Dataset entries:
##########

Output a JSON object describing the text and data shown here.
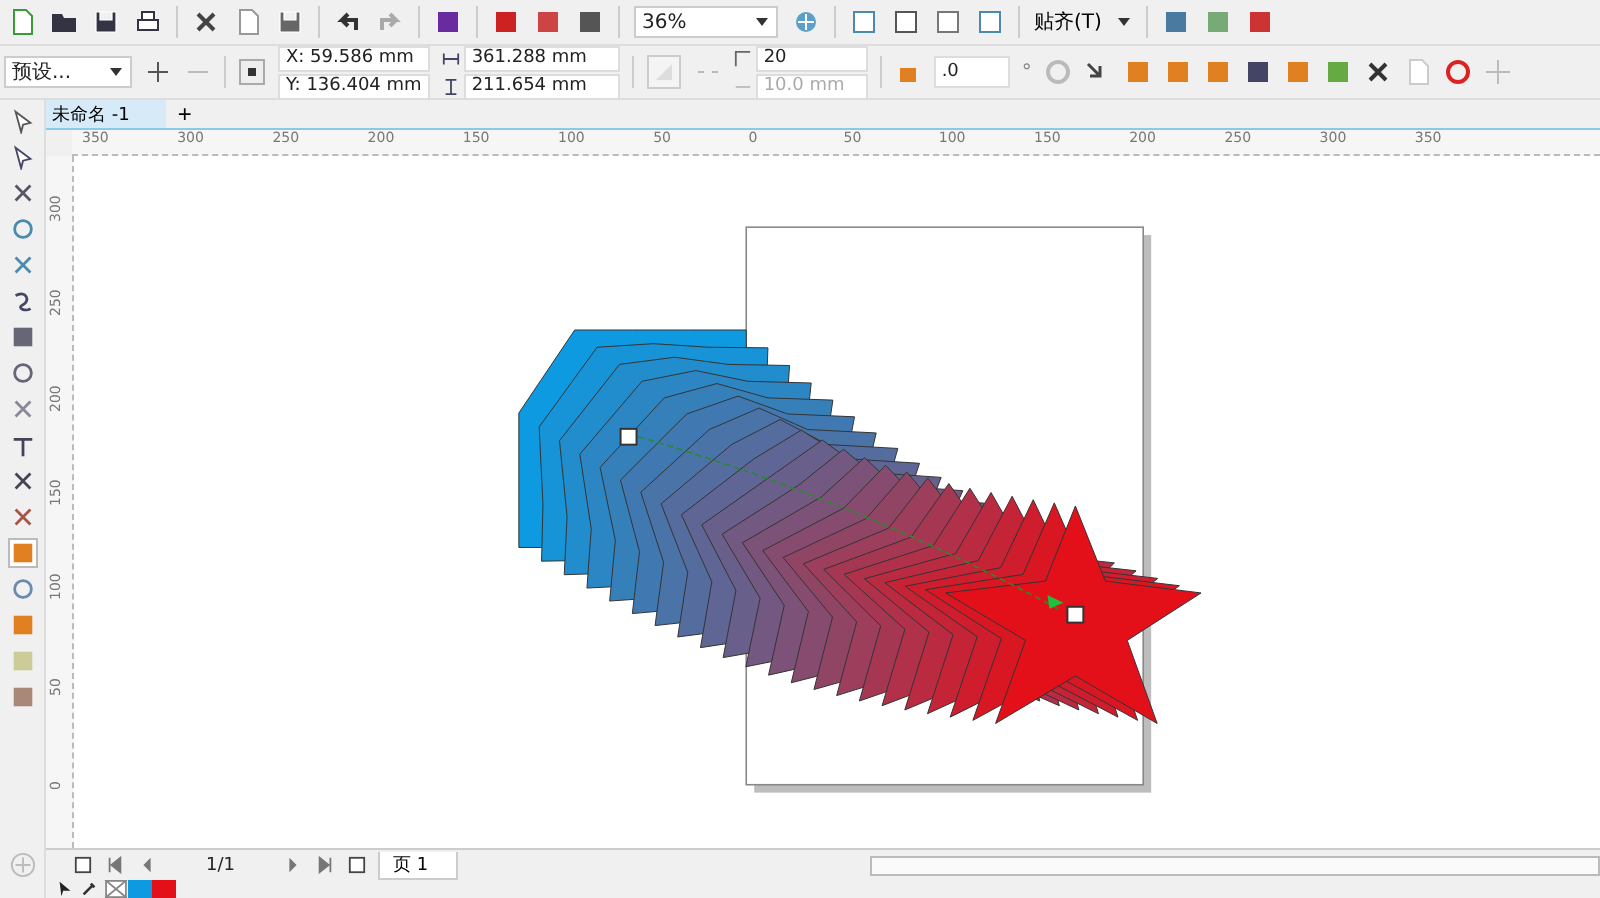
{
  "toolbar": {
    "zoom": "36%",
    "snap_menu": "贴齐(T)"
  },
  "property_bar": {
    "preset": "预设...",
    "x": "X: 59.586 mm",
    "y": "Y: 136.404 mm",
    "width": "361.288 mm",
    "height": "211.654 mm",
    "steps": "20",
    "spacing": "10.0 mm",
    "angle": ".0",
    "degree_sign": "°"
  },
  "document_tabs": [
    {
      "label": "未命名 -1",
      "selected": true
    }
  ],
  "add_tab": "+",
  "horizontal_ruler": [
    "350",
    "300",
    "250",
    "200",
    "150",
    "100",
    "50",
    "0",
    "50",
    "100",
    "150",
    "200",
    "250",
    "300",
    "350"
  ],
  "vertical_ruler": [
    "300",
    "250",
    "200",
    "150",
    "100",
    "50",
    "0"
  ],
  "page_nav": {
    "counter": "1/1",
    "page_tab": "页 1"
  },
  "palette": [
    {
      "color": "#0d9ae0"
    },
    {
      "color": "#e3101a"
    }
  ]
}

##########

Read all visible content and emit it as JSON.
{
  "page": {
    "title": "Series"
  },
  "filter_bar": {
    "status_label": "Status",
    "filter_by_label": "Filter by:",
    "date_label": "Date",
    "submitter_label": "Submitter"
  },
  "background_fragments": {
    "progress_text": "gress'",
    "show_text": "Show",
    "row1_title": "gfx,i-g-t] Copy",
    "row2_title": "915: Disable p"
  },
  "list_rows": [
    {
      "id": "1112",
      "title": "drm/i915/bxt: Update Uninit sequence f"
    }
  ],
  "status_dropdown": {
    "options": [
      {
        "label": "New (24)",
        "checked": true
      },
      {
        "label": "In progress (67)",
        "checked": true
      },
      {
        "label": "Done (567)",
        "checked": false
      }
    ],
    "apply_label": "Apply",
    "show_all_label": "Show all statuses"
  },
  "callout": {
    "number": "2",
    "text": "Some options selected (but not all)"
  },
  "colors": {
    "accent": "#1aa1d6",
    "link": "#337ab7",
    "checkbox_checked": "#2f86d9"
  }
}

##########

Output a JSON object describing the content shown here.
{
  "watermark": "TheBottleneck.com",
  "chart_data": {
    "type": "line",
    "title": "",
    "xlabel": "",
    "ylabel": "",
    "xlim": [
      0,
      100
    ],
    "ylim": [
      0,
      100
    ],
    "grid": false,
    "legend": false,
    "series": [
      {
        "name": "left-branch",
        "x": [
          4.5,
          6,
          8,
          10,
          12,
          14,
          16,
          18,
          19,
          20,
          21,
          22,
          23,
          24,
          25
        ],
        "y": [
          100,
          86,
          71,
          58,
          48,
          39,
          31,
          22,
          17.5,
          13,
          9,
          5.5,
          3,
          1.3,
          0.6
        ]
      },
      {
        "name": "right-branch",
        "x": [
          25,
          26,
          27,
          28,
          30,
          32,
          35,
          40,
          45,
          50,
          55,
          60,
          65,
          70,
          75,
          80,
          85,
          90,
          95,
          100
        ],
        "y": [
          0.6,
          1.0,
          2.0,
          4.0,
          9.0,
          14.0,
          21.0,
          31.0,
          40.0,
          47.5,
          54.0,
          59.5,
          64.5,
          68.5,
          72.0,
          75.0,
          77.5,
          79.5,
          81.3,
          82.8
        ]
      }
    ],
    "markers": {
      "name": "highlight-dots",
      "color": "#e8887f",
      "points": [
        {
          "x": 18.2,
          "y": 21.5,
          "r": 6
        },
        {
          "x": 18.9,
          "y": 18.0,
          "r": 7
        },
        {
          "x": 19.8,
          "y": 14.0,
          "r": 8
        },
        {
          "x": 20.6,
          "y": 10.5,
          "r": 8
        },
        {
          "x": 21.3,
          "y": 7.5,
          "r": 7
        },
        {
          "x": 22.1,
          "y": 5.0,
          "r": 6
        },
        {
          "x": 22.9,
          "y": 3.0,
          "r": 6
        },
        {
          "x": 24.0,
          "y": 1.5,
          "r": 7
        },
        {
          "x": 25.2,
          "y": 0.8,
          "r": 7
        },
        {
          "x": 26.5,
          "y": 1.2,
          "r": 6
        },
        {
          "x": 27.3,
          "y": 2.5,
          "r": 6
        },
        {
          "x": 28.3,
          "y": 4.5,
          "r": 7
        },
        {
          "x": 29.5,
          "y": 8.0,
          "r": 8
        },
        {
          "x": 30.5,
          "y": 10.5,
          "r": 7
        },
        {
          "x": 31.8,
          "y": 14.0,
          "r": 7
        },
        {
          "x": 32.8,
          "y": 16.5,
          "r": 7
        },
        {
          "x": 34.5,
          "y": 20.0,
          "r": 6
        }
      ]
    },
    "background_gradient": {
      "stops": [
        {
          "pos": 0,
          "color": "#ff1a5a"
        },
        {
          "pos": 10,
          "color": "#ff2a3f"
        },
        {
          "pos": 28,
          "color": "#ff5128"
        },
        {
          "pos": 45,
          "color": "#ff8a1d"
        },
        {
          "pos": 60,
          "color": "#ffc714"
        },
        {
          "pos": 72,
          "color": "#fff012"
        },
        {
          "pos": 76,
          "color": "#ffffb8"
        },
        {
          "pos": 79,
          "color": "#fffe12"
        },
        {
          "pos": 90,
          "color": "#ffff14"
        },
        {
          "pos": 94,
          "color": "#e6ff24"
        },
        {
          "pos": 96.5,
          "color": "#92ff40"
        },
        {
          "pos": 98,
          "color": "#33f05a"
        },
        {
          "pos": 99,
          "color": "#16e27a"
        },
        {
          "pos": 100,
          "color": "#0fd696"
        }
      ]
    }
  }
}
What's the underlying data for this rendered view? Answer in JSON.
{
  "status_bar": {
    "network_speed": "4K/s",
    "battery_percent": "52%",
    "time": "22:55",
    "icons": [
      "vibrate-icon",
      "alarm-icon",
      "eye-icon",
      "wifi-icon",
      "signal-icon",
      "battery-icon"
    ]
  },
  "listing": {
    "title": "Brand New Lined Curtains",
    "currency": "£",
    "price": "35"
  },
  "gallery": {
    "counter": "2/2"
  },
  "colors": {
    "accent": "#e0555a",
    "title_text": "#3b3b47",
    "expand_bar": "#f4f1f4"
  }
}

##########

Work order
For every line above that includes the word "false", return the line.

Response to the task
        "checked": false
    "grid": false,
    "legend": false,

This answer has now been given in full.